Poem of the Week | May 02, 2022

This week’s Poem of the Week is “Pilgrim” by José Antonio Rodríguez.

José Antonio Rodríguez’s latest books include the poetry collection This American Autopsy and the memoir House Built on Ashes, finalist for the PEN America Los Angeles Literary Award and the Lambda Literary Award. His work has appeared in The New Yorker, The New York Times Magazine, and Latin American Literature Today, among other publications. He teaches at The University of Texas-Rio Grande Valley. Learn more at www.jarodriguez.org



To be honest, I don’t know
About plants standing in for our bodies
In poems –
               The shoulders of saguaros
               The legs of the marsh tree
               The fingers of a leaf.
So what if the Virgen of Guadalupe
Loved roses so much
She made them bloom on a rocky plane
Beside which she would later open her cloak?
Yes, she was a deity then,
But she had inhabited a body once.
Anyway, I’ll never be Juan Diego,
Pruning roses for the Spanish missionaries,
Though sometimes I do feel
Like one of those pilgrims aiming for the basilica,
Dragging his knees across concrete
Even while knowing he will never die
The way the green dies in winter
Only to return the following season, reborn.

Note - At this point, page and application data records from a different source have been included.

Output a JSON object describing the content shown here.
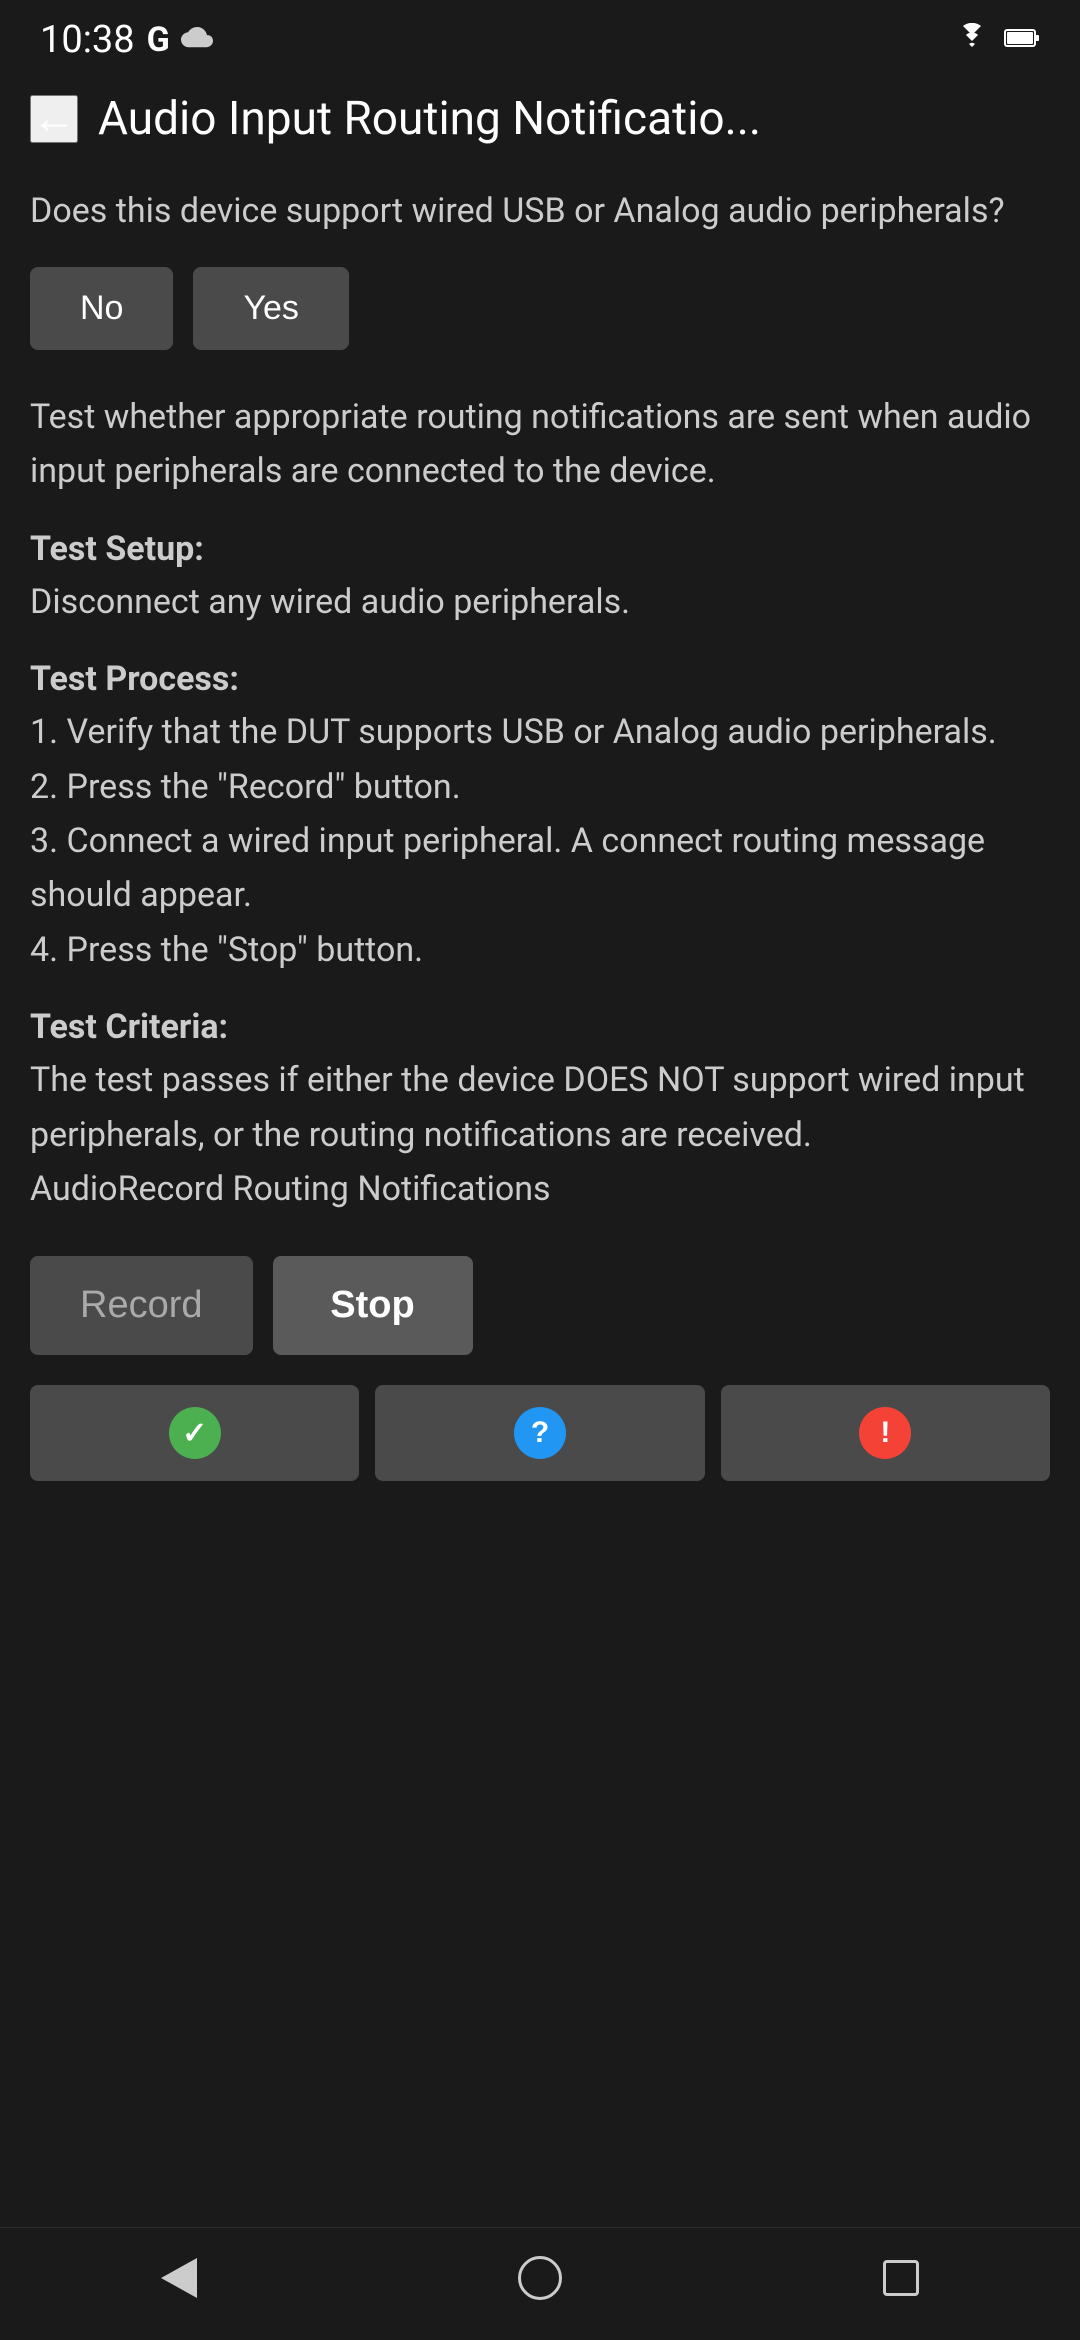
{
  "status_bar": {
    "time": "10:38",
    "g_label": "G",
    "cloud_symbol": "☁"
  },
  "header": {
    "back_label": "←",
    "title": "Audio Input Routing Notificatio..."
  },
  "question": {
    "text": "Does this device support wired USB or Analog audio peripherals?"
  },
  "yn_buttons": {
    "no_label": "No",
    "yes_label": "Yes"
  },
  "description": {
    "text": "Test whether appropriate routing notifications are sent when audio input peripherals are connected to the device."
  },
  "test_setup": {
    "label": "Test Setup:",
    "content": "Disconnect any wired audio peripherals."
  },
  "test_process": {
    "label": "Test Process:",
    "content": "1. Verify that the DUT supports USB or Analog audio peripherals.\n2. Press the \"Record\" button.\n3. Connect a wired input peripheral. A connect routing message should appear.\n4. Press the \"Stop\" button."
  },
  "test_criteria": {
    "label": "Test Criteria:",
    "content": "The test passes if either the device DOES NOT support wired input peripherals, or the routing notifications are received.\nAudioRecord Routing Notifications"
  },
  "action_buttons": {
    "record_label": "Record",
    "stop_label": "Stop"
  },
  "result_icons": {
    "pass_check": "✓",
    "question_mark": "?",
    "exclamation": "!"
  },
  "nav_bar": {
    "back_label": "back",
    "home_label": "home",
    "recent_label": "recent"
  }
}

Author’s Note

The speaker is an outcast from a religion (wedded to colonization) and so without the expectation of a life after death, hence his doubts about nature as a suitable metaphor, though even in its rejection the metaphor seems to insist itself at the end.